-In the large uncovered pot, heat the oil on medium heat.
-Add the diced onions and stir. Cook until they are transparent (do not let them burn!)
-Add the diced, peeled tomatoes and stir.
-Add the turmeric, stir and let it cook for 2 minutes.
-Add the curry powder and chili powder, stir and let it cook for 2 minutes.
-Add the tomato paste and stir until well combined with the spice mixture.
-Add in the cabbage/peppers/cilantro/carrot mix and stir well. make sure that the cabbage mix is well coated with the spices.
-Add the salt a little at a time and taste as you add to ensure that it is to your liking.
-Do not add any water as the cabbage has enough moisture of it's own.
-Let the cabbage cook (uncovered) for 15-20 minutes. Stir occasionally. The cabbage will eventually wilt down. You want your cabbage to be "al dente". Such that when you bite into it, it is cooked yet there's a slight crunch and it is not mushy.

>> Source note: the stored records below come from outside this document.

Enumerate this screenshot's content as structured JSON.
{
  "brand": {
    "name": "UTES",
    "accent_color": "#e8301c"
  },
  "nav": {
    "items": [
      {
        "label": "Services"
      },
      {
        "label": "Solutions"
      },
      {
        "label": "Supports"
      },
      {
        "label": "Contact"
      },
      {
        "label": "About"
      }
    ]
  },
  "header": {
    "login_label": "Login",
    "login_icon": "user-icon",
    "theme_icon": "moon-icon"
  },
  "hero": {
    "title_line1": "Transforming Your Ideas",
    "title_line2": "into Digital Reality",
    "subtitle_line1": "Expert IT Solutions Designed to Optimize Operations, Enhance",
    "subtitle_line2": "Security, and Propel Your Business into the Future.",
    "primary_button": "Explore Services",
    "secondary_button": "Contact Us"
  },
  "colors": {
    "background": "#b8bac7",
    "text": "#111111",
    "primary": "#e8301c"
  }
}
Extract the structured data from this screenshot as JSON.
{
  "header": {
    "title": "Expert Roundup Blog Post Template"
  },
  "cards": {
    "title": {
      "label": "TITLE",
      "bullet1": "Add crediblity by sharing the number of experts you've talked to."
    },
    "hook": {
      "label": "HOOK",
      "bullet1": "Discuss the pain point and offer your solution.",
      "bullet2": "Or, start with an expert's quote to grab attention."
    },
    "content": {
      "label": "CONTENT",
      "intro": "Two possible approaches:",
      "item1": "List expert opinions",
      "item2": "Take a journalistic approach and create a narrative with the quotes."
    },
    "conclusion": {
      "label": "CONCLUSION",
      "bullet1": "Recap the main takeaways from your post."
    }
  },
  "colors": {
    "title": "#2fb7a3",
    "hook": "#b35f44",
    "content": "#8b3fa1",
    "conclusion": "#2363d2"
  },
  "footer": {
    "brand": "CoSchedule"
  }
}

-Your cabbage should be done after 15-20 minutes.
INGREDIENTS FOR THE COUSCOUS:
**I intended to use Moroccan couscous, but did not have any. Since I used Israeli whole wheat couscous, I followed the package instructions to cook it (except for the orange zest and ghee).**
-1 cup couscous (I used whole wheat Israeli couscous shown below).
-1 tablespoon vegetable oil.
-Zest (orange part only) of one orange.
-1 teaspoon salt.
-2 cup hot water.
-1 teaspoon ghee (clarified butter. This is optional).
-A pinch of saffron strands (optional).
PACKAGE INSTRUCTIONS FOR COOKING COUSCOUS:
-Heat the oil in a pot on medium heat.
-Add 1 cup couscous and stir for one minute.
-Add 2 cups boiling water and 1/4 teaspoon salt (I found after adding this amount of salt, you could not taste anything so I added a total of 1 teaspoon).
*At this point, I added the orange zest and saffron just for more flavor (these two ingredients are optional).
-Reduce to low heat and cover the pot. Cook for 8 minutes, stirring every couple of minutes.
-Leave the pot to rest 4-5 minutes before serving.
You are now ready to assemble your meal. I had plans to beautifully layer the whole meal in my tajine (North African clay pot with a conical lid and a round base). However, I realized at the last minute that the couscous was not nearly enough to make a substantial base on which to lay the chicken. So I went with what you see below. I served the couscous on a Moroccan serving bowl and the chicken at the base of the tajine. I topped the chicken with the tfaya. The cabbage got it's own stark white bowl. It was all served family style and might I add, to a very happy family :-)